Late last year, the Creative Design group was tasked with creating a cohesive look for our editorial illustrations. At the time, we had several designers on the team, each with their own illustration style. There were a wide variety of tones among the illustrations and it wasn’t always clear if an illustration was custom because it didn’t represent the Industry Dive brand. As we grew, we wanted to make sure our imagery felt cohesive and reflected the high quality of our editorial team’s stories.

A grid of illustrations. The Industry Dive illustrations before there was a defined color palette

We decided the best way forward was to create a comprehensive illustration style guide based on the principles of our brand. The style guide would give us the building blocks to make unique, but still cohesive illustrations that screamed “Industry Dive!” The element we thought would have the greatest impact in unifying our illustration styles was color, so we decided to start there.

Several constraints immediately presented themselves when we started thinking about color schemes. We needed something that followed our brand philosophy of limited, strategic color use and worked well with our existing brand color, Dive Red. We wanted the colors to stand out from the traditional B2B news industry palettes and be accessible to color-blind readers.
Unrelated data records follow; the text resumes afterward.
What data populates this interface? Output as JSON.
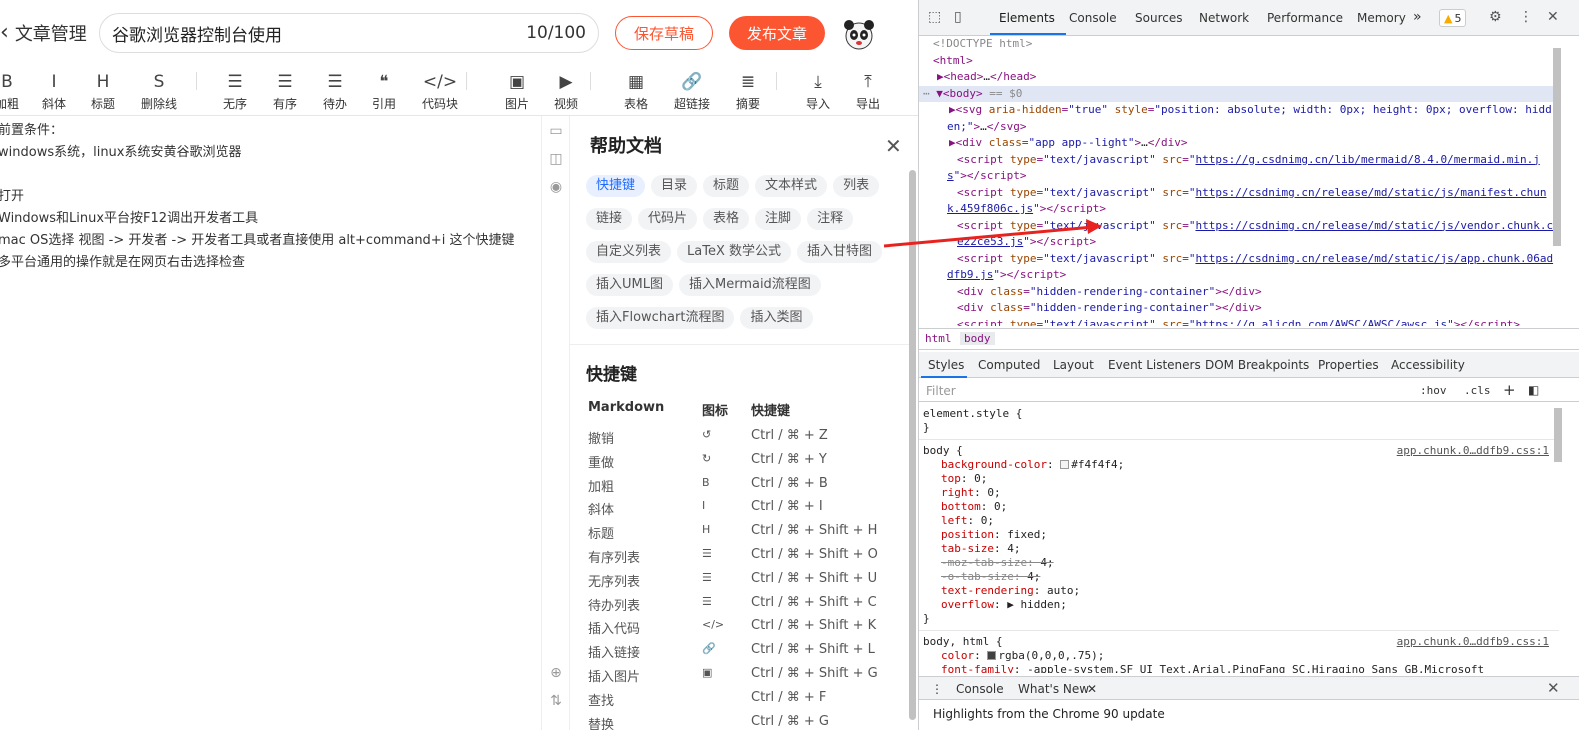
{
  "editor": {
    "back_label": "文章管理",
    "title_value": "谷歌浏览器控制台使用",
    "title_count": "10/100",
    "save_draft_label": "保存草稿",
    "publish_label": "发布文章",
    "toolbar": [
      {
        "icon": "bold-icon",
        "glyph": "B",
        "label": "加粗"
      },
      {
        "icon": "italic-icon",
        "glyph": "I",
        "label": "斜体"
      },
      {
        "icon": "heading-icon",
        "glyph": "H",
        "label": "标题"
      },
      {
        "icon": "strikethrough-icon",
        "glyph": "S",
        "label": "删除线"
      },
      {
        "icon": "unordered-list-icon",
        "glyph": "☰",
        "label": "无序"
      },
      {
        "icon": "ordered-list-icon",
        "glyph": "☰",
        "label": "有序"
      },
      {
        "icon": "todo-list-icon",
        "glyph": "☰",
        "label": "待办"
      },
      {
        "icon": "quote-icon",
        "glyph": "❝",
        "label": "引用"
      },
      {
        "icon": "code-icon",
        "glyph": "</>",
        "label": "代码块"
      },
      {
        "icon": "image-icon",
        "glyph": "▣",
        "label": "图片"
      },
      {
        "icon": "video-icon",
        "glyph": "▶",
        "label": "视频"
      },
      {
        "icon": "table-icon",
        "glyph": "▦",
        "label": "表格"
      },
      {
        "icon": "link-icon",
        "glyph": "🔗",
        "label": "超链接"
      },
      {
        "icon": "summary-icon",
        "glyph": "≣",
        "label": "摘要"
      },
      {
        "icon": "import-icon",
        "glyph": "⤓",
        "label": "导入"
      },
      {
        "icon": "export-icon",
        "glyph": "⤒",
        "label": "导出"
      }
    ],
    "content_lines": [
      "前置条件：",
      "windows系统，linux系统安黄谷歌浏览器",
      "",
      "打开",
      "Windows和Linux平台按F12调出开发者工具",
      "mac OS选择 视图 -> 开发者 -> 开发者工具或者直接使用 alt+command+i 这个快捷键",
      "多平台通用的操作就是在网页右击选择检查"
    ]
  },
  "help": {
    "title": "帮助文档",
    "tags": [
      {
        "label": "快捷键",
        "active": true
      },
      {
        "label": "目录"
      },
      {
        "label": "标题"
      },
      {
        "label": "文本样式"
      },
      {
        "label": "列表"
      },
      {
        "label": "链接"
      },
      {
        "label": "代码片"
      },
      {
        "label": "表格"
      },
      {
        "label": "注脚"
      },
      {
        "label": "注释"
      },
      {
        "label": "自定义列表"
      },
      {
        "label": "LaTeX 数学公式"
      },
      {
        "label": "插入甘特图"
      },
      {
        "label": "插入UML图"
      },
      {
        "label": "插入Mermaid流程图"
      },
      {
        "label": "插入Flowchart流程图"
      },
      {
        "label": "插入类图"
      }
    ],
    "shortcut_title": "快捷键",
    "columns": [
      "Markdown",
      "图标",
      "快捷键"
    ],
    "rows": [
      {
        "name": "撤销",
        "icon": "↺",
        "keys": "Ctrl / ⌘ + Z"
      },
      {
        "name": "重做",
        "icon": "↻",
        "keys": "Ctrl / ⌘ + Y"
      },
      {
        "name": "加粗",
        "icon": "B",
        "keys": "Ctrl / ⌘ + B"
      },
      {
        "name": "斜体",
        "icon": "I",
        "keys": "Ctrl / ⌘ + I"
      },
      {
        "name": "标题",
        "icon": "H",
        "keys": "Ctrl / ⌘ + Shift + H"
      },
      {
        "name": "有序列表",
        "icon": "☰",
        "keys": "Ctrl / ⌘ + Shift + O"
      },
      {
        "name": "无序列表",
        "icon": "☰",
        "keys": "Ctrl / ⌘ + Shift + U"
      },
      {
        "name": "待办列表",
        "icon": "☰",
        "keys": "Ctrl / ⌘ + Shift + C"
      },
      {
        "name": "插入代码",
        "icon": "</>",
        "keys": "Ctrl / ⌘ + Shift + K"
      },
      {
        "name": "插入链接",
        "icon": "🔗",
        "keys": "Ctrl / ⌘ + Shift + L"
      },
      {
        "name": "插入图片",
        "icon": "▣",
        "keys": "Ctrl / ⌘ + Shift + G"
      },
      {
        "name": "查找",
        "icon": "",
        "keys": "Ctrl / ⌘ + F"
      },
      {
        "name": "替换",
        "icon": "",
        "keys": "Ctrl / ⌘ + G"
      }
    ]
  },
  "devtools": {
    "tabs": [
      "Elements",
      "Console",
      "Sources",
      "Network",
      "Performance",
      "Memory"
    ],
    "more": "»",
    "warnings": "5",
    "dom_lines": [
      {
        "html": "<span class='gr'>&lt;!DOCTYPE html&gt;</span>"
      },
      {
        "html": "<span class='t'>&lt;html&gt;</span>"
      },
      {
        "html": "▶<span class='t'>&lt;head&gt;</span><span class='tx'>…</span><span class='t'>&lt;/head&gt;</span>"
      },
      {
        "html": "▼<span class='t'>&lt;body&gt;</span> <span class='gr'>== $0</span>",
        "selected": true
      },
      {
        "html": "▶<span class='t'>&lt;svg </span><span class='an'>aria-hidden</span>=<span class='av'>\"true\"</span> <span class='an'>style</span>=<span class='av'>\"position: absolute; width: 0px; height: 0px; overflow: hidd</span>"
      },
      {
        "html": "<span class='av'>en;\"</span><span class='t'>&gt;</span><span class='tx'>…</span><span class='t'>&lt;/svg&gt;</span>"
      },
      {
        "html": "▶<span class='t'>&lt;div </span><span class='an'>class</span>=<span class='av'>\"app app--light\"</span><span class='t'>&gt;</span><span class='tx'>…</span><span class='t'>&lt;/div&gt;</span>"
      },
      {
        "html": "<span class='t'>&lt;script </span><span class='an'>type</span>=<span class='av'>\"text/javascript\"</span> <span class='an'>src</span>=<span class='av'>\"</span><span class='lk'>https://g.csdnimg.cn/lib/mermaid/8.4.0/mermaid.min.j</span>"
      },
      {
        "html": "<span class='lk'>s</span><span class='av'>\"</span><span class='t'>&gt;&lt;/script&gt;</span>"
      },
      {
        "html": "<span class='t'>&lt;script </span><span class='an'>type</span>=<span class='av'>\"text/javascript\"</span> <span class='an'>src</span>=<span class='av'>\"</span><span class='lk'>https://csdnimg.cn/release/md/static/js/manifest.chun</span>"
      },
      {
        "html": "<span class='lk'>k.459f806c.js</span><span class='av'>\"</span><span class='t'>&gt;&lt;/script&gt;</span>"
      },
      {
        "html": "<span class='t'>&lt;script </span><span class='an'>type</span>=<span class='av'>\"text/javascript\"</span> <span class='an'>src</span>=<span class='av'>\"</span><span class='lk'>https://csdnimg.cn/release/md/static/js/vendor.chunk.c</span>"
      },
      {
        "html": "<span class='lk'>e22ce53.js</span><span class='av'>\"</span><span class='t'>&gt;&lt;/script&gt;</span>"
      },
      {
        "html": "<span class='t'>&lt;script </span><span class='an'>type</span>=<span class='av'>\"text/javascript\"</span> <span class='an'>src</span>=<span class='av'>\"</span><span class='lk'>https://csdnimg.cn/release/md/static/js/app.chunk.06ad</span>"
      },
      {
        "html": "<span class='lk'>dfb9.js</span><span class='av'>\"</span><span class='t'>&gt;&lt;/script&gt;</span>"
      },
      {
        "html": "<span class='t'>&lt;div </span><span class='an'>class</span>=<span class='av'>\"hidden-rendering-container\"</span><span class='t'>&gt;&lt;/div&gt;</span>"
      },
      {
        "html": "<span class='t'>&lt;div </span><span class='an'>class</span>=<span class='av'>\"hidden-rendering-container\"</span><span class='t'>&gt;&lt;/div&gt;</span>"
      },
      {
        "html": "<span class='t'>&lt;script </span><span class='an'>type</span>=<span class='av'>\"text/javascript\"</span> <span class='an'>src</span>=<span class='av'>\"</span><span class='lk'>https://g.alicdn.com/AWSC/AWSC/awsc.js</span><span class='av'>\"</span><span class='t'>&gt;&lt;/script&gt;</span>"
      }
    ],
    "crumbs": [
      "html",
      "body"
    ],
    "sub_tabs": [
      "Styles",
      "Computed",
      "Layout",
      "Event Listeners",
      "DOM Breakpoints",
      "Properties",
      "Accessibility"
    ],
    "filter_placeholder": "Filter",
    "hov": ":hov",
    "cls": ".cls",
    "rules": [
      {
        "selector": "element.style {",
        "src": "",
        "props": []
      },
      {
        "selector": "body {",
        "src": "app.chunk.0…ddfb9.css:1",
        "props": [
          {
            "n": "background-color",
            "v": "#f4f4f4;",
            "swatch": "#f4f4f4"
          },
          {
            "n": "top",
            "v": "0;"
          },
          {
            "n": "right",
            "v": "0;"
          },
          {
            "n": "bottom",
            "v": "0;"
          },
          {
            "n": "left",
            "v": "0;"
          },
          {
            "n": "position",
            "v": "fixed;"
          },
          {
            "n": "tab-size",
            "v": "4;"
          },
          {
            "n": "-moz-tab-size",
            "v": "4;",
            "struck": true
          },
          {
            "n": "-o-tab-size",
            "v": "4;",
            "struck": true
          },
          {
            "n": "text-rendering",
            "v": "auto;"
          },
          {
            "n": "overflow",
            "v": "▶ hidden;"
          }
        ]
      },
      {
        "selector": "body, html {",
        "src": "app.chunk.0…ddfb9.css:1",
        "props": [
          {
            "n": "color",
            "v": "rgba(0,0,0,.75);",
            "swatch": "#404040"
          },
          {
            "n": "font-family",
            "v": "-apple-system,SF UI Text,Arial,PingFang SC,Hiragino Sans GB,Microsoft"
          }
        ]
      }
    ],
    "drawer_tabs": [
      "Console",
      "What's New"
    ],
    "whats_new": "Highlights from the Chrome 90 update"
  },
  "colors": {
    "accent": "#fc5531",
    "devtools_blue": "#1a73e8",
    "annotation_arrow": "#e8231f"
  }
}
Our Process

A rainbow color palette applied across illustrations. Our first attempt at a defined color palette

Senior designer Kendall Davis led the effort to rethink how we used color in our illustrations. Our first couple of attempts didn’t get very far. We started with a set of five colors and planned to only use one of these colors (plus lighter tints of it) per illustration. The hope was that the illustrations would look unified, because they each had a monochromatic color scheme. This idea, however, proved very hard to execute. We struggled to show contrast and emphasis using only one color — and ended up cheating by using more than one. We also found some of the colors just didn’t work well in a monochromatic scale.

A gray and red palette applied across illustrations. The gray palette applied to our illustrations

In response, Kendall proposed a gray palette paired with Dive Red. The grays would provide a neutral base and show depth, while Dive Red directed attention to important elements. This felt a lot more feasible to the rest of the designers, but we realized that gray, when paired with red, didn’t have the neutral look we expected. Instead, it gave the scene a dark and dismal feel.

The same illustration with different palettes applied. A look at the different color schemes we tried

The team agreed that we liked the strategic use of Dive Red, but we had different ideas about how to approach the rest of the palette. We decided we would all build on Kendall’s initial exploration and each propose a few color schemes. We applied them all to the same illustration, so we could easily compare how they would function in use.

Some of the palettes we came up with looked super cool. The black and red “Netflix approach” was very sleek, but we knew its flexibility would be limited. The options with several colors looked visually interesting, but often competed with Dive Red and didn’t allow it to function as a tool for emphasis. Lighter tints of Dive Red worked well for realistic light skin tones, but didn’t feel right combined with blue or purple for dark skin tones. These tints were also unmistakably pink, which has connotations that we felt muddied the impact of Dive Red. Blue contrasted well with Dive Red and as a cool color, receded to let Dive Red shine, but felt patriotic and unoriginal.

Our Solution

The industry dive indigo and red color palette. The Industry Dive illustration color palette

Out of all the options, there was one set of colors that stood out. Indigo paired well with Dive Red in all of its lighter tints and darker shades, giving us a lot of flexibility to make different illustrations. It worked for a full range of skin tones without some looking more realistic than others. Like blue, it supported Dive Red without competing, but had none of blue’s unwanted associations. In fact, it lacked any strong connotations at all, giving us an endless range of meaning to make with it. Indigo was polished and professional and paired well with respectable journalism, while also unique enough in the B2B news space to stand out. Using values of indigo to create contrast rather than using different hues allowed this palette to pass accessibility tests with flying colors.

“Our design team has talented individual illustrators, but until now, the illustrations lacked visual cohesion. Choosing indigo means a reader can immediately ascribe editorial value to it because they know it is an Industry Dive story.” – Ryan Willumson, Co-founder and CRO, Industry Dive

We tweaked and refined the values and the rules for the palette until we came to the solution that worked the best for us: Dive red, five indigos, and white, each paired with one or two darker shades for dimension and shadows.

Moving Forward

A sample of what the illustrations look like now. Our illustrations with the defined color palette

Using the new palette wasn’t always easy. We had to practice creating depth and contrast with values of indigo instead of with different colors. We also had to check ourselves to make sure we were using Dive Red as a strategic tool for emphasis and not just decoration. But the effort and the time we put into developing the color scheme and learning how to use it were worth it. After the roll-out of the new color palette, our success was affirmed by positive feedback from the journalists we work with and from the founders of the company. We achieved our goal of unifying the illustrations and making them recognizable as custom Industry Dive work.